BASEL, Switzerland -- When Kevin Herbert has a particularly intractable programming problem, or finds himself pondering a big career decision, he deploys a powerful mind expanding tool -- LSD-25.
"It must be changing something about the internal communication in my brain. Whatever my inner process is that lets me solve problems, it works differently, or maybe different parts of my brain are used, " said Herbert, 42, an early employee of Cisco Systems who says he solved his toughest technical problems while tripping to drum solos by the Grateful Dead -- who were among the many artists inspired by LSD.
"When I'm on LSD and hearing something that's pure rhythm, it takes me to another world and into anther brain state where I've stopped thinking and started knowing," said Herbert who intervened to ban drug testing of technologists at Cisco Systems.
Herbert, who lives in Santa Cruz, California, joined 2,000 researchers, scientists, artists and historians gathered here over the weekend to celebrate the 100th birthday of Albert Hofmann, the Swiss chemist who discovered LSD here in 1938. The centenarian received a congratulatory birthday letter from the Swiss president, roses and a spontaneous kiss from a young woman in the crowd.
In many ways, the conference, LSD: Problem Child and Wonder Drug, an International Symposium on the Occasion of the 100th Birthday of Albert Hofmann, was a scientific coming-out party for the drug Hofmann fathered.
"LSD wanted to tell me something," Hofmann told the gathering Friday. "It gave me an inner joy, an open mindedness, a gratefulness, open eyes and an internal sensitivity for the miracles of creation."
Bent with age but still eloquent, Hofmann said he hoped the symposium would encourage the renewed therapeutic and spiritual use of LSD in supervised settings.
Lysergic acid diethylamide, a derivative of lysergic acid found in the alkaloids of the ergot grain fungus, has been illegal worldwide since the mid-1960s and still generates controversy. The conference was picketed Saturday by a splinter group from Scientology opposed to drug use.
The storied history of LSD as a mind-expanding tool began five years after Hofmann discovered LSD-25, and had what he described as a "peculiar presentiment" compelling him to resynthesize the drug. Without ingesting the substance, Hofmann managed to accidentally absorb enough of the chemical to experience its effects. In a second intentional trip, Hoffman said he had a frightening experience that gave way to feelings of rebirth.

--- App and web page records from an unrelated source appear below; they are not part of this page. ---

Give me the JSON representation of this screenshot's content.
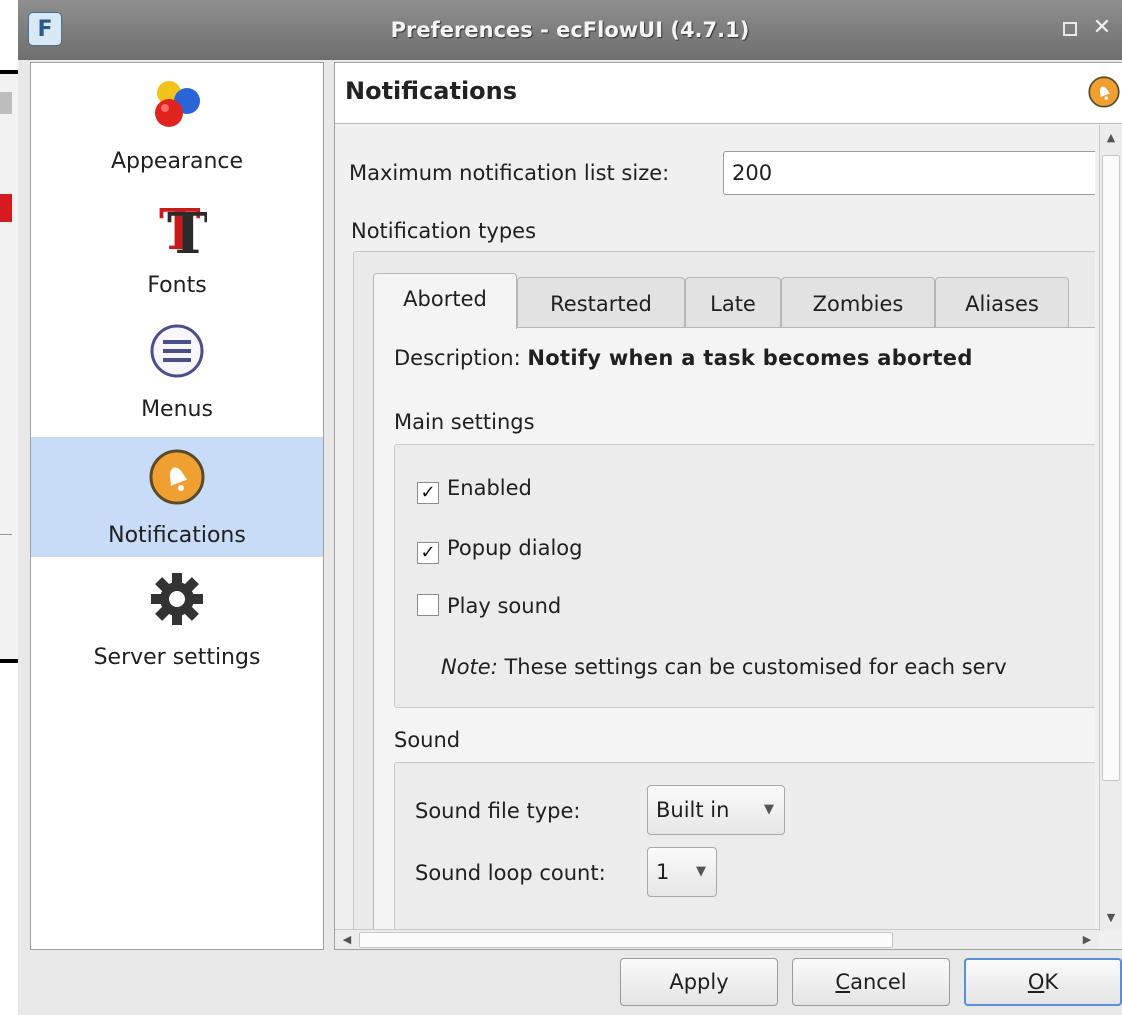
{
  "window": {
    "title": "Preferences - ecFlowUI (4.7.1)",
    "logo_letter": "F",
    "close_glyph": "✕"
  },
  "categories": [
    {
      "label": "Appearance",
      "icon": "appearance-balls-icon"
    },
    {
      "label": "Fonts",
      "icon": "fonts-icon",
      "glyph": "T"
    },
    {
      "label": "Menus",
      "icon": "menus-icon"
    },
    {
      "label": "Notifications",
      "icon": "bell-icon",
      "selected": true
    },
    {
      "label": "Server settings",
      "icon": "gear-icon"
    }
  ],
  "page": {
    "title": "Notifications",
    "max_list_label": "Maximum notification list size:",
    "max_list_value": "200",
    "types_label": "Notification types",
    "tabs": [
      "Aborted",
      "Restarted",
      "Late",
      "Zombies",
      "Aliases"
    ],
    "active_tab": "Aborted",
    "description_prefix": "Description:",
    "description_text": "Notify when a task becomes aborted",
    "main_settings_label": "Main settings",
    "checkboxes": [
      {
        "label": "Enabled",
        "checked": true
      },
      {
        "label": "Popup dialog",
        "checked": true
      },
      {
        "label": "Play sound",
        "checked": false
      }
    ],
    "check_mark": "✓",
    "note_prefix": "Note:",
    "note_text": "These settings can be customised for each serv",
    "sound_label": "Sound",
    "sound_file_type_label": "Sound file type:",
    "sound_file_type_value": "Built in",
    "sound_loop_label": "Sound loop count:",
    "sound_loop_value": "1",
    "dropdown_glyph": "▼"
  },
  "scroll": {
    "up": "▲",
    "down": "▼",
    "left": "◀",
    "right": "▶"
  },
  "buttons": {
    "apply": "Apply",
    "cancel_first": "C",
    "cancel_rest": "ancel",
    "ok_first": "O",
    "ok_rest": "K"
  },
  "colors": {
    "selection": "#c9dcf7",
    "bell_orange": "#f0a030",
    "default_button_border": "#5a8fd3"
  }
}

During the 1950s and 1960s, LSD was found to be a promising tool for psychiatry and psychotherapy and was studied by the CIA as a potential interrogation weapon. It was criminalized after it escaped from the lab to be widely embraced by the youth culture.
Hofmannn said millions of people have taken LSD, but some had bad reactions when they took counterfeit drugs. He would like to see a modern Eleusis, the ancient Greek site that held the rituals of Eleusinian Mysteries which took place for two millennia beginning in 1500 BC. During the LSD symposium, mythologist Carl P. Ruck and chemist Peter Webster presented their research suggesting that an ergot preparation was the active ingredient for the Kykeon beverage used during the ritual.
"When Hofmann synthesized the chemical in LSD, he stumbled upon a 4,000-year-old secret," said Ruck, author of Road to Eleusis.
In 1958, Hofmann was the first to isolate the psychoactive substances of psilocybin and psilocin from Mexican magic mushrooms (psilocybe mexicana) which were among a variety of sacred plants used around the world to invite ecstatic and spiritual experiences.
The United States Supreme Court is now considering an appeal brought by the New Mexican chapter of the Uniao do Vegetal, or UDV, which uses the outlawed ayahauska brew in its ceremonies and cites the Eleusinian Mysteries as a precedent for a psychoactive Eucharist.
At the symposium, presentations of electronic trance music and psychedelic art by painter Alex Grey encouraged meditative and spiritual reflection for participants -- especially those in altered states of consciousness.
Participants eager to describe their modern-day spiritual LSD experiences were encouraged to contribute to a library of drug experiences on the Erowid website. Earth and Fire Erowid, who operate the site, presented a sampling of comments at the symposium and documented the two to five known deaths that have been associated with LSD.
Geri Beil of Cologne, Germany, who attended the symposium, recalled his own ecstatic LSD experience on an Indian beach on New Year's day, 2000. "I was crying from happiness, so thankful to my parents that they created me," said Beil. "This experience has not disappeared; it has had a lasting effect."
Like Herbert, many scientists and engineers also report heightened states of creativity while using LSD. During a press conference on Friday, Hofmann revealed that he was told by Nobel-prize-winning chemist Kary Mullis that LSD had helped him develop the polymerase chain reaction that helps amplify specific DNA sequences.